═══ Records for this exercise

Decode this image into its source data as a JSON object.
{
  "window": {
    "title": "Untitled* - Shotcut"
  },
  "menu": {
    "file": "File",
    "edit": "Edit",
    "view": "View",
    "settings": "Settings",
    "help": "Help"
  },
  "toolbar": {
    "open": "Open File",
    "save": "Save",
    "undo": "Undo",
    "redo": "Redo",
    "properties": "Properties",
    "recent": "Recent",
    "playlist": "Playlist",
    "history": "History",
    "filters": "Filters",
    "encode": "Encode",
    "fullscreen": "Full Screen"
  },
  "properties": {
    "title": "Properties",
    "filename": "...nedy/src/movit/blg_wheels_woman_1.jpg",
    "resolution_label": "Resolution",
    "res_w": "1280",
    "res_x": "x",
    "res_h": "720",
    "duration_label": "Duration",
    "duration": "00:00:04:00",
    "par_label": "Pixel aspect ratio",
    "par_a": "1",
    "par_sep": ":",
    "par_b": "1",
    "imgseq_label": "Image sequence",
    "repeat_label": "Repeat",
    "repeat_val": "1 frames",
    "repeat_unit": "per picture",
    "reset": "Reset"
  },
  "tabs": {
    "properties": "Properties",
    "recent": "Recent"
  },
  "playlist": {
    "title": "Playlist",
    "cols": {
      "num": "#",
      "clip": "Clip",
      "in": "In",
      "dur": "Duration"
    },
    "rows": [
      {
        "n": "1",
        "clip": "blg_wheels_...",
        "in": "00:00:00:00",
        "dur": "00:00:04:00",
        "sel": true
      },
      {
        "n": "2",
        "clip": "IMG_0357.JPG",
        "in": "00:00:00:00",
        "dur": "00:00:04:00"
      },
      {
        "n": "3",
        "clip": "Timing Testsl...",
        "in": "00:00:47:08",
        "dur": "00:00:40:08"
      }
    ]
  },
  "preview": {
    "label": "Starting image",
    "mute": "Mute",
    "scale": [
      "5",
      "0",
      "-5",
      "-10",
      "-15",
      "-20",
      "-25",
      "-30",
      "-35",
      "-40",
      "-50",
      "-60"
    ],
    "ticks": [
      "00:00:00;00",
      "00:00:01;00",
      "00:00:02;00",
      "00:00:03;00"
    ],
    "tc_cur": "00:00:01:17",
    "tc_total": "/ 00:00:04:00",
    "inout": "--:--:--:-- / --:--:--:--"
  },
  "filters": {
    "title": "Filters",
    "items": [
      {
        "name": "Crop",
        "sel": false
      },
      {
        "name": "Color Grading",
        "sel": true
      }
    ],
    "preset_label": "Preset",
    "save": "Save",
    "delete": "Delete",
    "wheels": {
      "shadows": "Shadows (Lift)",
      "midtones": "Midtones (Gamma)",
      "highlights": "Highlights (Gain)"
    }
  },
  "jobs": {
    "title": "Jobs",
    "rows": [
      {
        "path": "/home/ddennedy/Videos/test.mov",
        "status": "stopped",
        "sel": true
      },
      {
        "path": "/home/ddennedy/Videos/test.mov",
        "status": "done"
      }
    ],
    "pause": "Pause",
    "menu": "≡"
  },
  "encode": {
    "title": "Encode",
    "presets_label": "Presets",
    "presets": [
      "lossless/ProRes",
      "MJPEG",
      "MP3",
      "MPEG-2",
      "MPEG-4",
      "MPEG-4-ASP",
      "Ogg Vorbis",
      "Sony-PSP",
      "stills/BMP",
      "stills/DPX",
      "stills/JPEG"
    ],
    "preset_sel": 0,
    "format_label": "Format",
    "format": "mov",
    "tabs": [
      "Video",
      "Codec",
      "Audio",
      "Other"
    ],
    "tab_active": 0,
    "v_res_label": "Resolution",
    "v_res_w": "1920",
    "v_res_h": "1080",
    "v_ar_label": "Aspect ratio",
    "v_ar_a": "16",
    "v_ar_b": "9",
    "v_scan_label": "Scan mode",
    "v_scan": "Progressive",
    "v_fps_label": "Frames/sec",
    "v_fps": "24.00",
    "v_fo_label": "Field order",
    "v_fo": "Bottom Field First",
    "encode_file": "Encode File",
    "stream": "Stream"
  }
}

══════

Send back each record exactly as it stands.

Decode this image into its source data as a JSON object.
{
  "window": {
    "title": "Untitled* - Shotcut"
  },
  "menu": {
    "file": "File",
    "edit": "Edit",
    "view": "View",
    "settings": "Settings",
    "help": "Help"
  },
  "toolbar": {
    "open": "Open File",
    "save": "Save",
    "undo": "Undo",
    "redo": "Redo",
    "properties": "Properties",
    "recent": "Recent",
    "playlist": "Playlist",
    "history": "History",
    "filters": "Filters",
    "encode": "Encode",
    "fullscreen": "Full Screen"
  },
  "properties": {
    "title": "Properties",
    "filename": "...nedy/src/movit/blg_wheels_woman_1.jpg",
    "resolution_label": "Resolution",
    "res_w": "1280",
    "res_x": "x",
    "res_h": "720",
    "duration_label": "Duration",
    "duration": "00:00:04:00",
    "par_label": "Pixel aspect ratio",
    "par_a": "1",
    "par_sep": ":",
    "par_b": "1",
    "imgseq_label": "Image sequence",
    "repeat_label": "Repeat",
    "repeat_val": "1 frames",
    "repeat_unit": "per picture",
    "reset": "Reset"
  },
  "tabs": {
    "properties": "Properties",
    "recent": "Recent"
  },
  "playlist": {
    "title": "Playlist",
    "cols": {
      "num": "#",
      "clip": "Clip",
      "in": "In",
      "dur": "Duration"
    },
    "rows": [
      {
        "n": "1",
        "clip": "blg_wheels_...",
        "in": "00:00:00:00",
        "dur": "00:00:04:00",
        "sel": true
      },
      {
        "n": "2",
        "clip": "IMG_0357.JPG",
        "in": "00:00:00:00",
        "dur": "00:00:04:00"
      },
      {
        "n": "3",
        "clip": "Timing Testsl...",
        "in": "00:00:47:08",
        "dur": "00:00:40:08"
      }
    ]
  },
  "preview": {
    "label": "Starting image",
    "mute": "Mute",
    "scale": [
      "5",
      "0",
      "-5",
      "-10",
      "-15",
      "-20",
      "-25",
      "-30",
      "-35",
      "-40",
      "-50",
      "-60"
    ],
    "ticks": [
      "00:00:00;00",
      "00:00:01;00",
      "00:00:02;00",
      "00:00:03;00"
    ],
    "tc_cur": "00:00:01:17",
    "tc_total": "/ 00:00:04:00",
    "inout": "--:--:--:-- / --:--:--:--"
  },
  "filters": {
    "title": "Filters",
    "items": [
      {
        "name": "Crop",
        "sel": false
      },
      {
        "name": "Color Grading",
        "sel": true
      }
    ],
    "preset_label": "Preset",
    "save": "Save",
    "delete": "Delete",
    "wheels": {
      "shadows": "Shadows (Lift)",
      "midtones": "Midtones (Gamma)",
      "highlights": "Highlights (Gain)"
    }
  },
  "jobs": {
    "title": "Jobs",
    "rows": [
      {
        "path": "/home/ddennedy/Videos/test.mov",
        "status": "stopped",
        "sel": true
      },
      {
        "path": "/home/ddennedy/Videos/test.mov",
        "status": "done"
      }
    ],
    "pause": "Pause",
    "menu": "≡"
  },
  "encode": {
    "title": "Encode",
    "presets_label": "Presets",
    "presets": [
      "lossless/ProRes",
      "MJPEG",
      "MP3",
      "MPEG-2",
      "MPEG-4",
      "MPEG-4-ASP",
      "Ogg Vorbis",
      "Sony-PSP",
      "stills/BMP",
      "stills/DPX",
      "stills/JPEG"
    ],
    "preset_sel": 0,
    "format_label": "Format",
    "format": "mov",
    "tabs": [
      "Video",
      "Codec",
      "Audio",
      "Other"
    ],
    "tab_active": 0,
    "v_res_label": "Resolution",
    "v_res_w": "1920",
    "v_res_h": "1080",
    "v_ar_label": "Aspect ratio",
    "v_ar_a": "16",
    "v_ar_b": "9",
    "v_scan_label": "Scan mode",
    "v_scan": "Progressive",
    "v_fps_label": "Frames/sec",
    "v_fps": "24.00",
    "v_fo_label": "Field order",
    "v_fo": "Bottom Field First",
    "encode_file": "Encode File",
    "stream": "Stream"
  }
}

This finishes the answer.